According to the Centers for Disease Control and Prevention, about 1 in 5 adults in the United States have been diagnosed by a doctor with arthritis. That’s about 52.5 million people who experience joint stiffness, swelling and pain that can make even the most routine activities difficult.
Arthritis is the commonly known condition associated with inflammation of the joints, but there are more than 100 rheumatic diseases and conditions that fall under the umbrella of arthritis. These conditions affect the joints, the tissues surrounding the joint and other connective tissue.
Gout is a form of inflammatory arthritis triggered by the crystallization of uric acid within the joints, and is the most common form of inflammatory arthritis in men. Gout can be chronic and last for months, or come on suddenly in the form of a flare-up and last for days.
There are a few non-modifiable risk factors for gout such as sex, age, race and genetics, but other factors, such as lifestyle and diet, can be controlled. If you are prone to gout, your diet and the foods you eat, or do not eat, play a key role in keeping your joints pain-free. Below is a list of foods to avoid if you are trying to prevent gout, or heal from a flare-up.
Purine rich foods including meat, seafood and some vegetables increase the risk of developing gout. Purines are natural substances found in all of the body’s cells, and in almost all foods. As our cells die and recycle themselves, the purines break down into uric acid. When too much uric acid accumulates, uric acid crystals develop and deposit in our tendons, joints, kidneys, and other organs, causing gout.

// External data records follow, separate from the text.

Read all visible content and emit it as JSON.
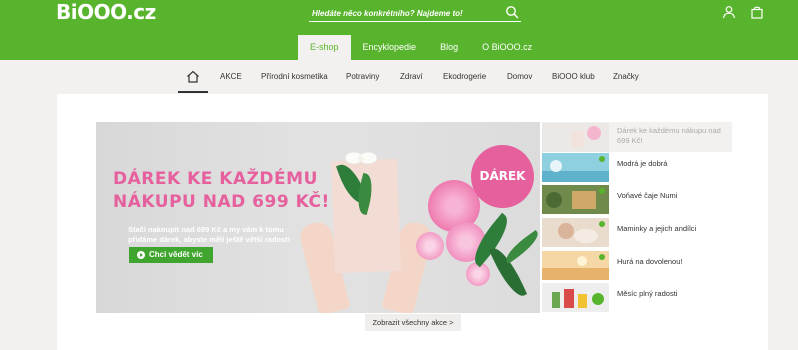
{
  "header": {
    "logo": "BiOOO.cz",
    "search": {
      "placeholder": "Hledáte něco konkrétního? Najdeme to!"
    },
    "icons": [
      "search-icon",
      "user-icon",
      "shopping-bag-icon"
    ],
    "tabs": [
      {
        "label": "E-shop",
        "active": true
      },
      {
        "label": "Encyklopedie",
        "active": false
      },
      {
        "label": "Blog",
        "active": false
      },
      {
        "label": "O BiOOO.cz",
        "active": false
      }
    ]
  },
  "catnav": {
    "home_icon": "home-icon",
    "items": [
      "AKCE",
      "Přírodní kosmetika",
      "Potraviny",
      "Zdraví",
      "Ekodrogerie",
      "Domov",
      "BiOOO klub",
      "Značky"
    ]
  },
  "banner": {
    "title": "Dárek ke každému nákupu nad 699 Kč!",
    "text": "Stačí nakoupit nad 699 Kč a my vám k tomu přidáme dárek, abyste měli ještě větší radost!",
    "cta": "Chci vědět víc",
    "badge": "DÁREK"
  },
  "promos": [
    {
      "label": "Dárek ke každému nákupu nad 699 Kč!",
      "active": true
    },
    {
      "label": "Modrá je dobrá",
      "active": false
    },
    {
      "label": "Voňavé čaje Numi",
      "active": false
    },
    {
      "label": "Maminky a jejich andílci",
      "active": false
    },
    {
      "label": "Hurá na dovolenou!",
      "active": false
    },
    {
      "label": "Měsíc plný radosti",
      "active": false
    }
  ],
  "show_all": "Zobrazit všechny akce >",
  "colors": {
    "brand_green": "#58b42c",
    "pink": "#e6609e",
    "cta_green": "#3fa52e"
  }
}
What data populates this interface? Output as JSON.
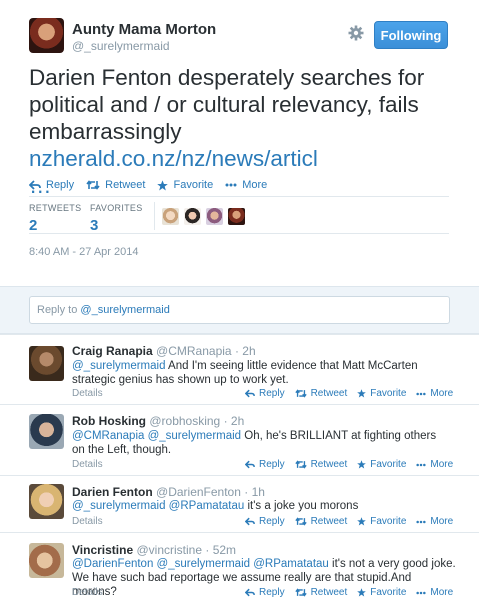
{
  "main_tweet": {
    "fullname": "Aunty Mama Morton",
    "username": "@_surelymermaid",
    "follow_label": "Following",
    "text_part1": "Darien Fenton desperately searches for political and / or cultural relevancy, fails embarrassingly ",
    "link": "nzherald.co.nz/nz/news/articl",
    "ellipsis": "…",
    "actions": {
      "reply": "Reply",
      "retweet": "Retweet",
      "favorite": "Favorite",
      "more": "More"
    },
    "stats": {
      "retweets_label": "RETWEETS",
      "retweets": "2",
      "favorites_label": "FAVORITES",
      "favorites": "3"
    },
    "timestamp": "8:40 AM - 27 Apr 2014"
  },
  "reply_box": {
    "prefix": "Reply to ",
    "mention": "@_surelymermaid"
  },
  "replies": [
    {
      "name": "Craig Ranapia",
      "user": "@CMRanapia",
      "time": "· 2h",
      "mention": "@_surelymermaid",
      "text": " And I'm seeing little evidence that Matt McCarten strategic genius has shown up to work yet."
    },
    {
      "name": "Rob Hosking",
      "user": "@robhosking",
      "time": "· 2h",
      "mention": "@CMRanapia @_surelymermaid",
      "text": "  Oh, he's BRILLIANT at fighting others on the Left, though."
    },
    {
      "name": "Darien Fenton",
      "user": "@DarienFenton",
      "time": "· 1h",
      "mention": "@_surelymermaid @RPamatatau",
      "text": " it's a joke you morons"
    },
    {
      "name": "Vincristine",
      "user": "@vincristine",
      "time": "· 52m",
      "mention": "@DarienFenton @_surelymermaid @RPamatatau",
      "text": " it's not a very good joke. We have such bad reportage we assume really are that stupid.And morons?"
    }
  ],
  "reply_actions": {
    "details": "Details",
    "reply": "Reply",
    "retweet": "Retweet",
    "favorite": "Favorite",
    "more": "More"
  },
  "colors": {
    "link": "#2b7bb9",
    "follow_button": "#4ba3ea",
    "reply_bg": "#eef4f9"
  }
}
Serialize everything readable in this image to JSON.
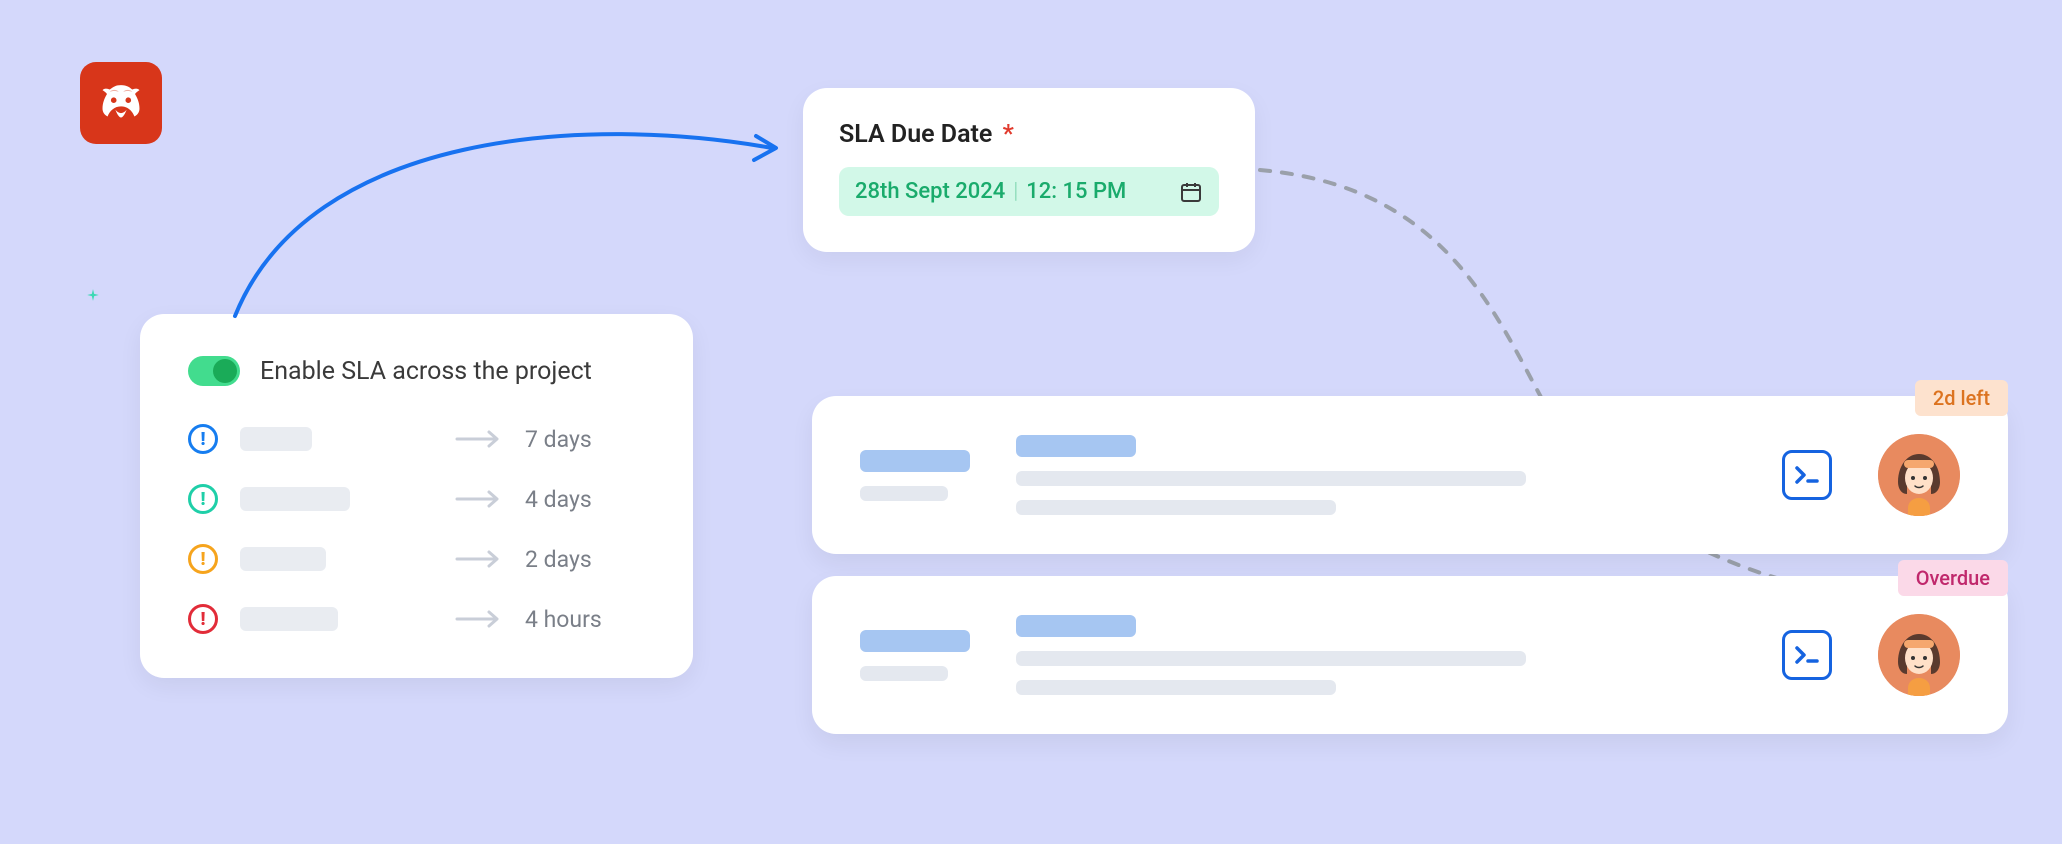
{
  "logo": {
    "name": "brand-logo"
  },
  "settings": {
    "toggle_on": true,
    "title": "Enable SLA across the project",
    "rows": [
      {
        "priority": "blue",
        "value": "7 days"
      },
      {
        "priority": "teal",
        "value": "4 days"
      },
      {
        "priority": "orange",
        "value": "2 days"
      },
      {
        "priority": "red",
        "value": "4 hours"
      }
    ]
  },
  "due": {
    "label": "SLA Due Date",
    "required": "*",
    "date": "28th Sept 2024",
    "time": "12: 15 PM"
  },
  "tasks": [
    {
      "badge": "2d left",
      "badge_type": "left"
    },
    {
      "badge": "Overdue",
      "badge_type": "overdue"
    }
  ],
  "colors": {
    "bg": "#d4d8fb",
    "brand": "#d8361a",
    "arrow_blue": "#1872f0",
    "arrow_grey": "#9aa0aa"
  }
}
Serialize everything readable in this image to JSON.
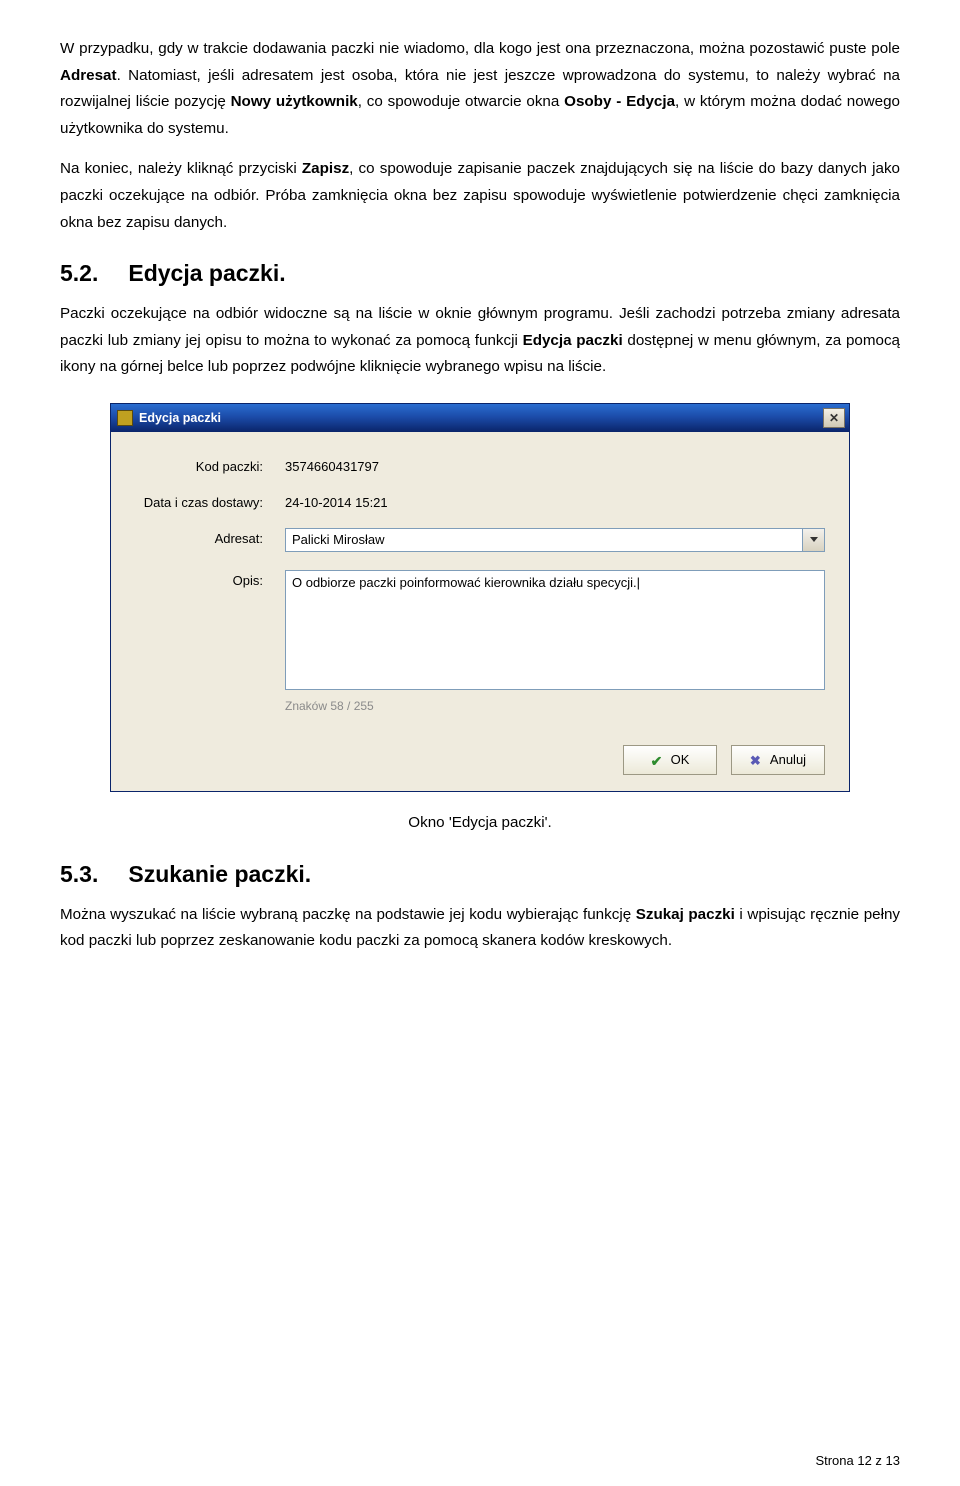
{
  "para1": {
    "t1": "W przypadku, gdy w trakcie dodawania paczki nie wiadomo, dla kogo jest ona przeznaczona, można pozostawić puste pole ",
    "b1": "Adresat",
    "t2": ". Natomiast, jeśli adresatem jest osoba, która nie jest jeszcze wprowadzona do systemu, to należy wybrać na rozwijalnej liście pozycję ",
    "b2": "Nowy użytkownik",
    "t3": ", co spowoduje otwarcie okna ",
    "b3": "Osoby - Edycja",
    "t4": ", w którym można dodać nowego użytkownika do systemu."
  },
  "para2": {
    "t1": "Na koniec, należy kliknąć przyciski ",
    "b1": "Zapisz",
    "t2": ", co spowoduje zapisanie paczek znajdujących się na liście do bazy danych jako paczki oczekujące na odbiór. Próba zamknięcia okna bez zapisu spowoduje wyświetlenie potwierdzenie chęci zamknięcia okna bez zapisu danych."
  },
  "h52": {
    "num": "5.2.",
    "title": "Edycja paczki."
  },
  "para3": {
    "t1": "Paczki oczekujące na odbiór widoczne są na liście w oknie głównym programu. Jeśli zachodzi potrzeba zmiany adresata paczki lub zmiany jej opisu to można to wykonać za pomocą funkcji ",
    "b1": "Edycja paczki",
    "t2": " dostępnej w menu głównym, za pomocą ikony na górnej belce lub poprzez podwójne kliknięcie wybranego wpisu na liście."
  },
  "dialog": {
    "title": "Edycja paczki",
    "labels": {
      "kod": "Kod paczki:",
      "data": "Data i czas dostawy:",
      "adresat": "Adresat:",
      "opis": "Opis:"
    },
    "values": {
      "kod": "3574660431797",
      "data": "24-10-2014 15:21",
      "adresat": "Palicki Mirosław",
      "opis": "O odbiorze paczki poinformować kierownika działu specycji.|"
    },
    "charcount": "Znaków 58 / 255",
    "buttons": {
      "ok": "OK",
      "cancel": "Anuluj"
    }
  },
  "caption": "Okno 'Edycja paczki'.",
  "h53": {
    "num": "5.3.",
    "title": "Szukanie paczki."
  },
  "para4": {
    "t1": "Można wyszukać na liście wybraną paczkę na podstawie jej kodu wybierając funkcję ",
    "b1": "Szukaj paczki",
    "t2": " i wpisując ręcznie pełny kod paczki lub poprzez zeskanowanie kodu paczki za pomocą skanera kodów kreskowych."
  },
  "footer": "Strona 12 z 13"
}
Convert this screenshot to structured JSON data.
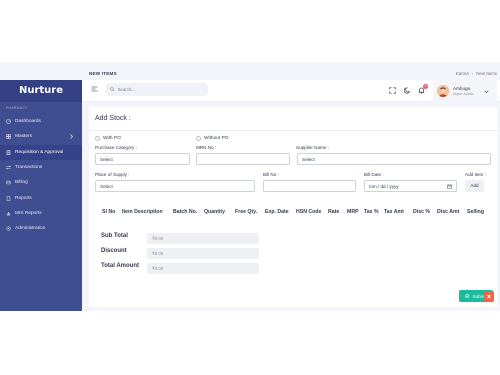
{
  "app": {
    "brand": "Nurture"
  },
  "header": {
    "page_title": "NEW ITEMS",
    "breadcrumb": [
      "Karma",
      "New Items"
    ],
    "search_placeholder": "Search...",
    "notification_count": "0"
  },
  "user": {
    "name": "Ambuga",
    "role": "Super Admin"
  },
  "sidebar": {
    "section": "PHARMACY",
    "items": [
      {
        "label": "Dashboards",
        "icon": "dashboard-icon"
      },
      {
        "label": "Masters",
        "icon": "grid-icon"
      },
      {
        "label": "Requisition & Approval",
        "icon": "clipboard-icon"
      },
      {
        "label": "Transactions",
        "icon": "transfer-icon"
      },
      {
        "label": "Billing",
        "icon": "bill-icon"
      },
      {
        "label": "Reports",
        "icon": "report-icon"
      },
      {
        "label": "MIS Reports",
        "icon": "chart-icon"
      },
      {
        "label": "Administration",
        "icon": "settings-icon"
      }
    ]
  },
  "form": {
    "title": "Add Stock :",
    "radio_with_po": "With PO",
    "radio_without_po": "Without PO",
    "purchase_category_label": "Purchase Category :",
    "purchase_category_value": "Select",
    "mrn_label": "MRN No :",
    "mrn_value": "",
    "supplier_label": "Supplier Name :",
    "supplier_value": "Select",
    "place_label": "Place of Supply :",
    "place_value": "Select",
    "bill_no_label": "Bill No :",
    "bill_no_value": "",
    "bill_date_label": "Bill Date :",
    "bill_date_value": "mm / dd / yyyy",
    "add_item_label": "Add Item :",
    "add_button": "Add"
  },
  "table": {
    "columns": [
      "Sl No",
      "Item Description",
      "Batch No.",
      "Quantity",
      "Free Qty.",
      "Exp. Date",
      "HSN Code",
      "Rate",
      "MRP",
      "Tax %",
      "Tax Amt",
      "Disc %",
      "Disc Amt",
      "Selling"
    ]
  },
  "totals": {
    "sub_total_label": "Sub Total",
    "sub_total_value": "₹0.00",
    "discount_label": "Discount",
    "discount_value": "₹0.00",
    "total_amount_label": "Total Amount",
    "total_amount_value": "₹0.00"
  },
  "submit_label": "Submit",
  "colors": {
    "sidebar": "#3f4d91",
    "accent": "#1abc9c",
    "danger": "#f06548"
  }
}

- High-purine meats: white meat like chicken or duck is generally better than red mean. Choose beef or pork rather than lamb or turkey
- High-purine seafood: scallops, herring, tuna, and anchovies
- High-purine vegetables: asparagus, cauliflower, spinach, and mushrooms
Most of us are familiar with omega-3 fatty acids, which contain anti-inflammatory properties that help in the treatment of osteoarthritis and rheumatoid arthritis. But omega-6 fatty acids are more commonly found in the foods we eat. While a sufficient amount of omega 6 fatty acid is good, large amounts can be harmful and lead to inflammation. Some foods with omega-6 fatty acids to avoid include safflower, corn, soybean and sunflower seeds.
Drinking excessive amounts of alcohol is not only one way to pack on extra pounds, but a comparison study done between alcoholic and nonalcoholic beer found that the uric acid levels in the blood increased with beer consumption. Not only does beer increase uric-acid level, but beer also makes it more difficult for your body to clear it from your system.
Similar to beer, sugary drinks containing high-fructose corn syrup can increase the amount of uric acid and lactic levels and decreases uric acid elimination. Fructose is also linked to increased risk of diabetes and heart disease, and releases cytokines, which trigger inflammation.
After reading this list, you may be asking yourself, “What can I eat to prevent and control inflammation?” A good rule of principle is moderation.
Some items to consider incorporating into your diet to curb inflammation are non-fat dairy products, which have been shown to lower urate from an anti-inflammatory standpoint. Due to its diuretic features, coffee can also decrease uric acid levels in the body. To prevent dehydration and lower the concentration of uric acid crystals, drink at least six to eight 8-ounce servings of water a day.
About Dr. Olufade
Oluseun Olufade, MD, is board certified in Physical Medicine & Rehabilitation, Sports Medicine and Interventional Pain Medicine. He completed fellowship training in both Sports Medicine and Interventional Pain Medicine. During his fellowship training, he was a team physician for Philadelphia Union, a major league soccer (MLS) team, Widener University Football team and Interboro High School Football team. He joined the nationally-ranked Emory Orthopaedic & Spine Center in 2013.
Dr. Olufade employs a comprehensive approach in the treatment of sports-related injuries and spinal disorders by integrating physical therapy, orthotic prescription and minimally invasive procedures. He specializes also in soccer medicine, concussion, tendinopathies, platelet rich plasma (PRP) injections and chronic exertional compartment syndrome. He performs procedures such as fluoroscopic-guided spine injections and ultrasound guided peripheral joint injections. Dr. Olufade individualizes his treatment plans with a focus on functional restoration. He sees patient primarily in our Dunwoody and Johns Creek locations.